(Material for this task begins)
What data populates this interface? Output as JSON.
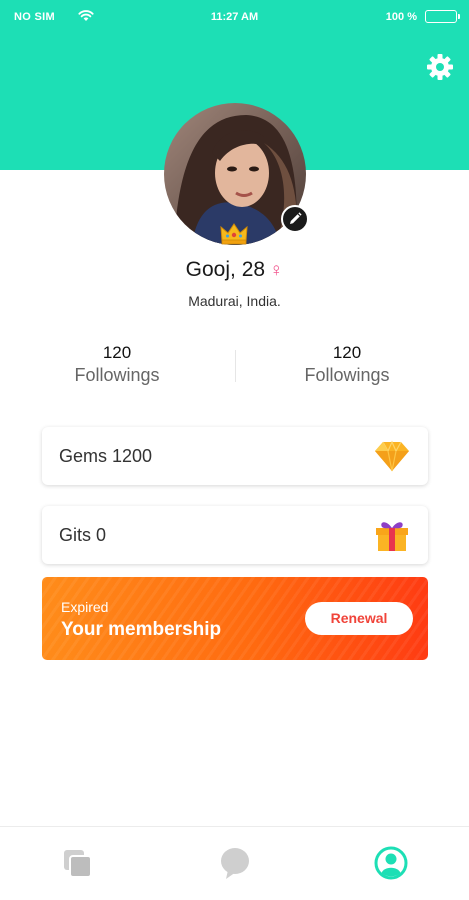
{
  "status_bar": {
    "carrier": "NO SIM",
    "time": "11:27 AM",
    "battery": "100 %"
  },
  "profile": {
    "name": "Gooj, 28",
    "gender_symbol": "♀",
    "location": "Madurai, India."
  },
  "stats": [
    {
      "value": "120",
      "label": "Followings"
    },
    {
      "value": "120",
      "label": "Followings"
    }
  ],
  "cards": {
    "gems": {
      "label": "Gems 1200",
      "icon": "diamond-icon"
    },
    "gifts": {
      "label": "Gits 0",
      "icon": "gift-icon"
    }
  },
  "membership": {
    "status": "Expired",
    "title": "Your membership",
    "button": "Renewal"
  },
  "tabbar": {
    "tabs": [
      {
        "icon": "cards-icon",
        "active": false
      },
      {
        "icon": "chat-bubble-icon",
        "active": false
      },
      {
        "icon": "profile-icon",
        "active": true
      }
    ]
  },
  "colors": {
    "brand": "#1ddfb5",
    "membership_gradient_start": "#ff8c1a",
    "membership_gradient_end": "#ff3b12",
    "gender": "#f2568e",
    "tab_inactive": "#cfcfcf",
    "tab_active": "#1ddfb5"
  }
}
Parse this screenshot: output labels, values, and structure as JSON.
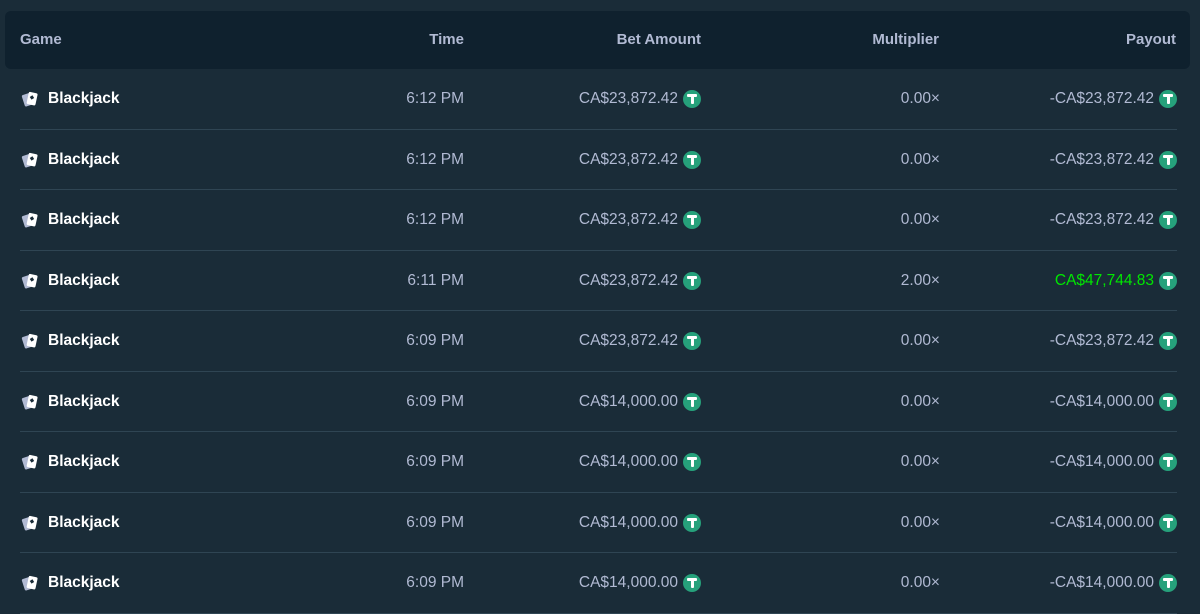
{
  "colors": {
    "background": "#1a2c38",
    "header_background": "#0f212e",
    "divider": "#2f4553",
    "text_muted": "#b1bad3",
    "text_bright": "#ffffff",
    "win": "#00e701",
    "coin": "#26a17b"
  },
  "columns": {
    "game": "Game",
    "time": "Time",
    "bet_amount": "Bet Amount",
    "multiplier": "Multiplier",
    "payout": "Payout"
  },
  "rows": [
    {
      "game": "Blackjack",
      "game_icon": "playing-cards-icon",
      "time": "6:12 PM",
      "bet": "CA$23,872.42",
      "multiplier": "0.00×",
      "payout": "-CA$23,872.42",
      "win": false,
      "currency_icon": "tether-icon"
    },
    {
      "game": "Blackjack",
      "game_icon": "playing-cards-icon",
      "time": "6:12 PM",
      "bet": "CA$23,872.42",
      "multiplier": "0.00×",
      "payout": "-CA$23,872.42",
      "win": false,
      "currency_icon": "tether-icon"
    },
    {
      "game": "Blackjack",
      "game_icon": "playing-cards-icon",
      "time": "6:12 PM",
      "bet": "CA$23,872.42",
      "multiplier": "0.00×",
      "payout": "-CA$23,872.42",
      "win": false,
      "currency_icon": "tether-icon"
    },
    {
      "game": "Blackjack",
      "game_icon": "playing-cards-icon",
      "time": "6:11 PM",
      "bet": "CA$23,872.42",
      "multiplier": "2.00×",
      "payout": "CA$47,744.83",
      "win": true,
      "currency_icon": "tether-icon"
    },
    {
      "game": "Blackjack",
      "game_icon": "playing-cards-icon",
      "time": "6:09 PM",
      "bet": "CA$23,872.42",
      "multiplier": "0.00×",
      "payout": "-CA$23,872.42",
      "win": false,
      "currency_icon": "tether-icon"
    },
    {
      "game": "Blackjack",
      "game_icon": "playing-cards-icon",
      "time": "6:09 PM",
      "bet": "CA$14,000.00",
      "multiplier": "0.00×",
      "payout": "-CA$14,000.00",
      "win": false,
      "currency_icon": "tether-icon"
    },
    {
      "game": "Blackjack",
      "game_icon": "playing-cards-icon",
      "time": "6:09 PM",
      "bet": "CA$14,000.00",
      "multiplier": "0.00×",
      "payout": "-CA$14,000.00",
      "win": false,
      "currency_icon": "tether-icon"
    },
    {
      "game": "Blackjack",
      "game_icon": "playing-cards-icon",
      "time": "6:09 PM",
      "bet": "CA$14,000.00",
      "multiplier": "0.00×",
      "payout": "-CA$14,000.00",
      "win": false,
      "currency_icon": "tether-icon"
    },
    {
      "game": "Blackjack",
      "game_icon": "playing-cards-icon",
      "time": "6:09 PM",
      "bet": "CA$14,000.00",
      "multiplier": "0.00×",
      "payout": "-CA$14,000.00",
      "win": false,
      "currency_icon": "tether-icon"
    }
  ]
}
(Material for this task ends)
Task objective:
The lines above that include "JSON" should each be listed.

Answer below:
What data populates this interface? Output as JSON.
Parse this screenshot: output labels, values, and structure as JSON.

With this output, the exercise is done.